I think the hardest part of creating mini gardens is finding the appropriate container.  A shallow wide open container is desirable but hard to find.  That is why I make a lot of my own with hypertufa. Use my recipe to make your own container at http://http://thegardendiaries.wordpress.com/2012/03/15/hypertufa-making-mud-pies/.

Try making your hypertufa in a basket mold. After the mixture sets, cut off the basket and peel it off the hypertufa. The basket weave leaves great indentations in the cement.

If that is too much trouble, then use shallow tin containers or you can hammer one together out of strips of wood.  But occasionally I discover a perfect pottery container in my travels and grab it. Bonsai pots are excellent if you can find them.

Planting

A shallow boat shaped container found at a fabric store!

Planting

After choosing the perfect container, fill it up about 2/3 of the way with some good loose potting soil.  Notice that I recommend good potting soil.  An organic one with lots of peat is the best mix even though you might pay a few more bucks a bag.   Do not use garden soil which is way too heavy and which I bought by mistake.  Arrange your plants, usually 3 to 5 of them in a pleasing design. Use creeping ones, as well as taller ones like small grasses to give variety. Make sure you have room for a meandering pathway and small areas to place your accessories.

Fill shallow container with soil
Arrange your small plants with different textures and colors in the bowl.

Suggested Plants

Use naturally miniature plants that are in scale with a tiny garden.  I use ajugas, alternethera, small grasses, creeping thymes, sedums, sempervivums, mosses, silver falls, trailing rosemary, wire vine, mini liriope, and miniature alpines, like armeria. The plants will eventually outgrow your garden, so you need to refresh and edit the garden periodically. If my thyme or ajuga gets out of hand, I dig it up, separate and use the extras to make a new garden.

After planting your selections, I take moistened sheet moss and press it in between the plants to cover the soil. This covering gives you a base to place your stepping stones and other accessories.

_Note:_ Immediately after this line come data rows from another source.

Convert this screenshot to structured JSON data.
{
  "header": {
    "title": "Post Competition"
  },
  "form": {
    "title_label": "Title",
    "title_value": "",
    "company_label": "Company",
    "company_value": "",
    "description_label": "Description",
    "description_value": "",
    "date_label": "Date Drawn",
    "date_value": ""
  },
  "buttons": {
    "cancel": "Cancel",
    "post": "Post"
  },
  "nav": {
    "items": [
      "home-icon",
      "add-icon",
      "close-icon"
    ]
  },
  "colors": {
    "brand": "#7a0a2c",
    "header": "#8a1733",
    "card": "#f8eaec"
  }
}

It also prevents the soil from coming loose and overflowing the container when you water.

Choose some round polished stones for a pathway
Create a pathway with stones

After creating a pathway, I like to scatter coarse aquarium gravel around the stones to give them definition. As a last flourish, scatter small bits of beach glass or ‘mermaid tears’ to make the path stand out.

Scattered coarse gravel
Crushed colored beach glass

Accessories

Here is the fun part! I am always on the lookout on my travels for small pieces to use in my gardens and you can find them in the most unexpected places.  Christmas decorations are a surprising source. I find lots of miniature gardening tools and watering cans at Christmas as ornaments. Don’t worry that the piece will not be the exact scale for your garden  –  no one is measuring! Just make sure that you don’t clutter the garden up too much, so use only two or three minis. I love using miniature wheel barrows with a tiny terra cotta pot or a bird house on a stake. Small resin animals, twig arbors, fences, miniature benches or chairs add to the charm. These make a perfect gift for someone who is housebound and cannot go out to work or enjoy a garden.

Mini with accessories
Fake rock container
Planted rock container

Care

Use a mister to water your garden every 4 to 5 days, and more if the container is in the sun.  Use small trimmers  to keep everything pruned to scale. As the plants grow, you will need to pot them out to another container and replace with a new miniature plant.  The gravel or crushed shells will need to be refreshed periodically.  I have been successful with keeping my gardens both indoors and outdoors.  Usually, I place my gardens in partial sun outdoors during the summer and bring them indoors for the winter, keeping it on a windowsill with bright light.

Planted garden with accessories
Planted garden
Planted garden